Martin Luther King Jr.'s Dream for the Future

Members of the Oklahoma City Martin Luther King Jr., Coalition contacted elementary, middle and high schools in various school districts as well as community and religious organizations to invite youth to participate by submitting either a poster or an essay. We appreciate all the contributions and participation and are proud to announce the following contest winners:

Martin Luther King’s Dream Possible?

Martin Luther King Jr., observance, Charlottesville, racism,Sr.

Martin Luther King's dream actually was.

Although there were many factors that contributed to the success of the speech, it was primarily King’s masterly use of different rhetorical instruments that encouraged Kennedy and his team to take further steps towards racial equality.

Martin Luther King’s Dream in Progress

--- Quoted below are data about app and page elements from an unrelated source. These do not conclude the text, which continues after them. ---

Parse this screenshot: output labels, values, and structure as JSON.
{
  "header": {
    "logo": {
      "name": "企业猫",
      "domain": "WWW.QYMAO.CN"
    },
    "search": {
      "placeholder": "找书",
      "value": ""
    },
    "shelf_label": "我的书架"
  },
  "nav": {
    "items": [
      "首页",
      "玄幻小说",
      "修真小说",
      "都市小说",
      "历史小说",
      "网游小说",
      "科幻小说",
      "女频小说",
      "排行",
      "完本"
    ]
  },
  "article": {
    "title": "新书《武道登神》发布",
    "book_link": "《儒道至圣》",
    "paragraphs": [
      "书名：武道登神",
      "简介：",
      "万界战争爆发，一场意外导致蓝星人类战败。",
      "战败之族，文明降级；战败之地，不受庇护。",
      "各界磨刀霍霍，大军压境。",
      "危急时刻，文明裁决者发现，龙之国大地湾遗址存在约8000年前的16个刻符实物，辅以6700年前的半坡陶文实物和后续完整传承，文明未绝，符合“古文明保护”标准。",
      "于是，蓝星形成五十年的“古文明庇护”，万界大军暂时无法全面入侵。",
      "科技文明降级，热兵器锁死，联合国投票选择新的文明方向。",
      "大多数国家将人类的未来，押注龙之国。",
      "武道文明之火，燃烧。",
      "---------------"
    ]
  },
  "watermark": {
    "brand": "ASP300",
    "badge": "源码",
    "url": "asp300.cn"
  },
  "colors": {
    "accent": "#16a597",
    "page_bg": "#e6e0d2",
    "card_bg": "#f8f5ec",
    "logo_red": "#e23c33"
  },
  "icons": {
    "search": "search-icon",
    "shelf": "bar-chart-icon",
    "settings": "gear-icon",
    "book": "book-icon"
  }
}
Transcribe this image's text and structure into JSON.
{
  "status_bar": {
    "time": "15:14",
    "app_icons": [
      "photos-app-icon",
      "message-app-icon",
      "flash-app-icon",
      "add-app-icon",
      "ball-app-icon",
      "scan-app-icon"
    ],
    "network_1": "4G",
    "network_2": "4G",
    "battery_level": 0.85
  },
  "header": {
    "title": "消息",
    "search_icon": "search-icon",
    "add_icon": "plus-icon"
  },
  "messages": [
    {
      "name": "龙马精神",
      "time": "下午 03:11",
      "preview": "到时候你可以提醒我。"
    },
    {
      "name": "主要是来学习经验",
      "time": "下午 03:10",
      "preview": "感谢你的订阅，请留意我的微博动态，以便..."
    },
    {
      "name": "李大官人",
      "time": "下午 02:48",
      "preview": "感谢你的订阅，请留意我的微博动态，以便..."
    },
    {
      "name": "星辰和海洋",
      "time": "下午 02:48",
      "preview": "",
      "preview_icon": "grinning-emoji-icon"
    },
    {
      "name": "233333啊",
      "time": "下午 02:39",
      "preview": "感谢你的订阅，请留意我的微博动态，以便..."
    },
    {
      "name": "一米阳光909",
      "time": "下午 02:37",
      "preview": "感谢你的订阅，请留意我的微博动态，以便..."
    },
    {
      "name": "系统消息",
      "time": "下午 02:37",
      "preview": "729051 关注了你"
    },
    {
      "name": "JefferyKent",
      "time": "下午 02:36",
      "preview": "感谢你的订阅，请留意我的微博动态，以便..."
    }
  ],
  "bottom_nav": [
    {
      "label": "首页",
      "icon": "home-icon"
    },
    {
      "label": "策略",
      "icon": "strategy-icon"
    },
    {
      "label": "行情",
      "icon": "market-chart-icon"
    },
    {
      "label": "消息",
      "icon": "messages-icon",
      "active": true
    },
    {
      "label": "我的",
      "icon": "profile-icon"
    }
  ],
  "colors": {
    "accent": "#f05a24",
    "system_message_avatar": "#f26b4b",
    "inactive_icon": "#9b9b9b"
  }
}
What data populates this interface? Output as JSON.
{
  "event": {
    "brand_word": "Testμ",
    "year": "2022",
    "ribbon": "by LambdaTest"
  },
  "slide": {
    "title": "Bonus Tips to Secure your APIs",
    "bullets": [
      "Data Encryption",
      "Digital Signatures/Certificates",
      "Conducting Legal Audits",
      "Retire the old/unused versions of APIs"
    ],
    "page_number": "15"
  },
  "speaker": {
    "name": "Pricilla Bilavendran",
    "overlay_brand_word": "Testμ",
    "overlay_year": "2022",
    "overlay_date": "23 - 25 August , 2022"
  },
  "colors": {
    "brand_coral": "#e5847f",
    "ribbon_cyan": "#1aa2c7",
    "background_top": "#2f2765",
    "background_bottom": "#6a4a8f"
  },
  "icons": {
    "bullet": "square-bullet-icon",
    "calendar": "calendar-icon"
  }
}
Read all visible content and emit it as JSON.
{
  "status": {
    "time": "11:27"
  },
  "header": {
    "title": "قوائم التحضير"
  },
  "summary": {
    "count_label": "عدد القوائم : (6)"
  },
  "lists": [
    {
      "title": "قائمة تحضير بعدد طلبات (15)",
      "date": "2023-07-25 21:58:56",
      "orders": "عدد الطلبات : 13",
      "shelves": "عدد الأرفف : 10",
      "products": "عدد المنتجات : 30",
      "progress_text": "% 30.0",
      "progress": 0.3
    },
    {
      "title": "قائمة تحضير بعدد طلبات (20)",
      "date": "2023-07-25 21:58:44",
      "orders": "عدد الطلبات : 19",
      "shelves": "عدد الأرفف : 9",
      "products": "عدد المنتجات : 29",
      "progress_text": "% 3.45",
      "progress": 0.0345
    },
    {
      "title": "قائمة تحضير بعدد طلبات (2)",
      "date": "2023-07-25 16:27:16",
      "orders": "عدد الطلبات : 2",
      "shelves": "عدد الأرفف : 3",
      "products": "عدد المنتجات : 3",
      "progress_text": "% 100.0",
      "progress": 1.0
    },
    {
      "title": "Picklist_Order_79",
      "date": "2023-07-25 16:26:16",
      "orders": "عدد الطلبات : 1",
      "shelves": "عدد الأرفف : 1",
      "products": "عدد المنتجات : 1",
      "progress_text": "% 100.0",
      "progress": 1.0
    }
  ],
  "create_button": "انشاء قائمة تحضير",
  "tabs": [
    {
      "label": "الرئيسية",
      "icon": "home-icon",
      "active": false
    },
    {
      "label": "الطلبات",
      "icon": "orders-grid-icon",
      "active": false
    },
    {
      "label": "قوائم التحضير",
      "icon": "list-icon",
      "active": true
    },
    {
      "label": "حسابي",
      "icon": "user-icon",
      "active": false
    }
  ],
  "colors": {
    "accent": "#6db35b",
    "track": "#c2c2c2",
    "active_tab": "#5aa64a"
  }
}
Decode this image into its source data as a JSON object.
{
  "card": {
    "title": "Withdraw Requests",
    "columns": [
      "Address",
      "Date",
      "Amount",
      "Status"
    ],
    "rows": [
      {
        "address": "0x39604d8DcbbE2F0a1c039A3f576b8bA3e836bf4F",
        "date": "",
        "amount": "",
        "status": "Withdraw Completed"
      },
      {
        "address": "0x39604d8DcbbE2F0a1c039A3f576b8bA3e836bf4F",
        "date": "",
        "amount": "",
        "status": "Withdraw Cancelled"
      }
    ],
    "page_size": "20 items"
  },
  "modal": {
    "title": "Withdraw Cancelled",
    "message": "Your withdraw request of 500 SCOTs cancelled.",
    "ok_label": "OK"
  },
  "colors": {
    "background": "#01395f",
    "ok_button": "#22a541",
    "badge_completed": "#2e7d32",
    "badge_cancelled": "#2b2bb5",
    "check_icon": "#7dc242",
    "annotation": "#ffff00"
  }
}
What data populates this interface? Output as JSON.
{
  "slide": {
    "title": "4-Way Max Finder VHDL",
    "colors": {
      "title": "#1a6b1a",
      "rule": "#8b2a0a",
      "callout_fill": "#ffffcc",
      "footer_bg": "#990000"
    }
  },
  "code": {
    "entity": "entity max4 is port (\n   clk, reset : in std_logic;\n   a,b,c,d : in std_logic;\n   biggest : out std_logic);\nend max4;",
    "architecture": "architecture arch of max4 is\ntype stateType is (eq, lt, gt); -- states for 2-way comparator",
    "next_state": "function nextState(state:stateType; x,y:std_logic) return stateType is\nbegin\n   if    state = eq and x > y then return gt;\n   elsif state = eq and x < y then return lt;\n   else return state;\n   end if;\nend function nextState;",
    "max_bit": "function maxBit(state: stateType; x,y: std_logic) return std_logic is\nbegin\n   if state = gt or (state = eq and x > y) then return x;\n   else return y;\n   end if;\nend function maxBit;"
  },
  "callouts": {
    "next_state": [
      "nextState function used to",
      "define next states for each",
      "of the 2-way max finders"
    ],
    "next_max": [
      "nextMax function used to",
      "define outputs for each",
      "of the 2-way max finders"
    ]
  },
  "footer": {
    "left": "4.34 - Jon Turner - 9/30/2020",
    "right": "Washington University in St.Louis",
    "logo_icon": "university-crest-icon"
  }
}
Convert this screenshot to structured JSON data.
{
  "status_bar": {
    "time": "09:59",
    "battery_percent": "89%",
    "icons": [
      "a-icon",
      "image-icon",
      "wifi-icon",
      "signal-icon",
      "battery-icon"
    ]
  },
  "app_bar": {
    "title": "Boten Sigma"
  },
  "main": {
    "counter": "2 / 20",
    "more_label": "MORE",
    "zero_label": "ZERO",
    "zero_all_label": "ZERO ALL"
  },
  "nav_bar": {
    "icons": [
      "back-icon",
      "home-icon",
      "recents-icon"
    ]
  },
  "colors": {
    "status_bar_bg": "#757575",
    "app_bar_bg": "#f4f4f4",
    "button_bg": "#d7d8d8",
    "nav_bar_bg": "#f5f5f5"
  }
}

The march and the subsequent killing of a white participant, Viola Liuzzo, as well as the earlier murder of dramatized the denial of black voting rights and spurred passage during the following summer of the .

After the successful voting rights march in Alabama, King was unable to garner similar support for his effort to confront the problems of northern urban blacks.

Repetition in M.L.K.’s Speech Martin Luther King uses a lot of repetition in his speech.

OKC Martin Luther King, Jr. Holiday Coalition

One may say that it is a small point whether Luther drank or not. Admittedly—and not one worth while to discuss in too much detail or to write whole books about. But it seems clear to me that Luther was anything but temperate, that by his example he made things worse in Germany than they were before as far as drunkenness is concerned. What I have tried to illustrate by this episode most of all is that Luther was a very ordinary German, acting contrary to his words, lacking temperance—certainly not himself leading the life a true Christian should attempt to lead, and having no right to claim to be a reformer of morals, much less of Christianity.

OKC Martin Luther King, Jr. Holiday Coalition

Neither Holbein nor Durer ever painted Luther—which is odd since they were his contemporaries. On the other hand, we have many pictures of Luther by Lucas Cranach, who was an ardent admirer of Dr. Martin. These pictures, showing a gentle, smiling, benevolent, slender, and scholarly saint are familiar to most of us. Hundreds of thousands of reproductions exist all over the world. On German stamps and buildings we see the portrait. But the drawback is that “Cranach suppressed what he considered to be defects in his sitter.”

Samuel Proctor, Martin Luther King, Jr.

How few people do realise the deep and permanent connection between religion and politics, faith and world-affairs! So many English people indulge in wishful thinking. They argue according to their own logic. They assume that the Germans adopt the same logic. They try to show a light to the Germans which the Germans do not only not want, but which they despise. Their Christ, their God, their Messiah—Martin Luther—taught them to hate reason and intelligence, and they followed willingly and ever since.

In August 28, 1963 at the Lincoln Memorial in Washington D.C Martin Luther King Jr.

Martin Luther King's I Have a Dream Speech

As a result, the “I Have a Dream” speech was written by Martin Luther King, Jr., a man who “Led successful efforts to integrate public transportation in Montgomery, Alabama; founded the Southern Christia...

Martin Luther King electrified America with his momentous "I Have a Dream" speech.

Martin Luther King, Jr.'s I Have A Dream Speech

Martin Luther King, Jr., we aregiven an important time to recommit ourselves to the Gospel message hepreached, that the sin of racism can be defeated by active love and the lightof faith.Our challenge is to bring Dr.

delivered “I Have a Dream” speech at the Lincoln Memorial during the “March on Washington” (King).

Martin Luther King Jr., A Political Icon

In no sphere is this so clear as in Luther's attitude towards the State, as in his commands governing relations between the ruling class and the working classes. The line of demarcation is clearly the year 1525. And before we attempt a more theoretical interpretation of Luther's political teachings, let us look for a short while at the historical facts.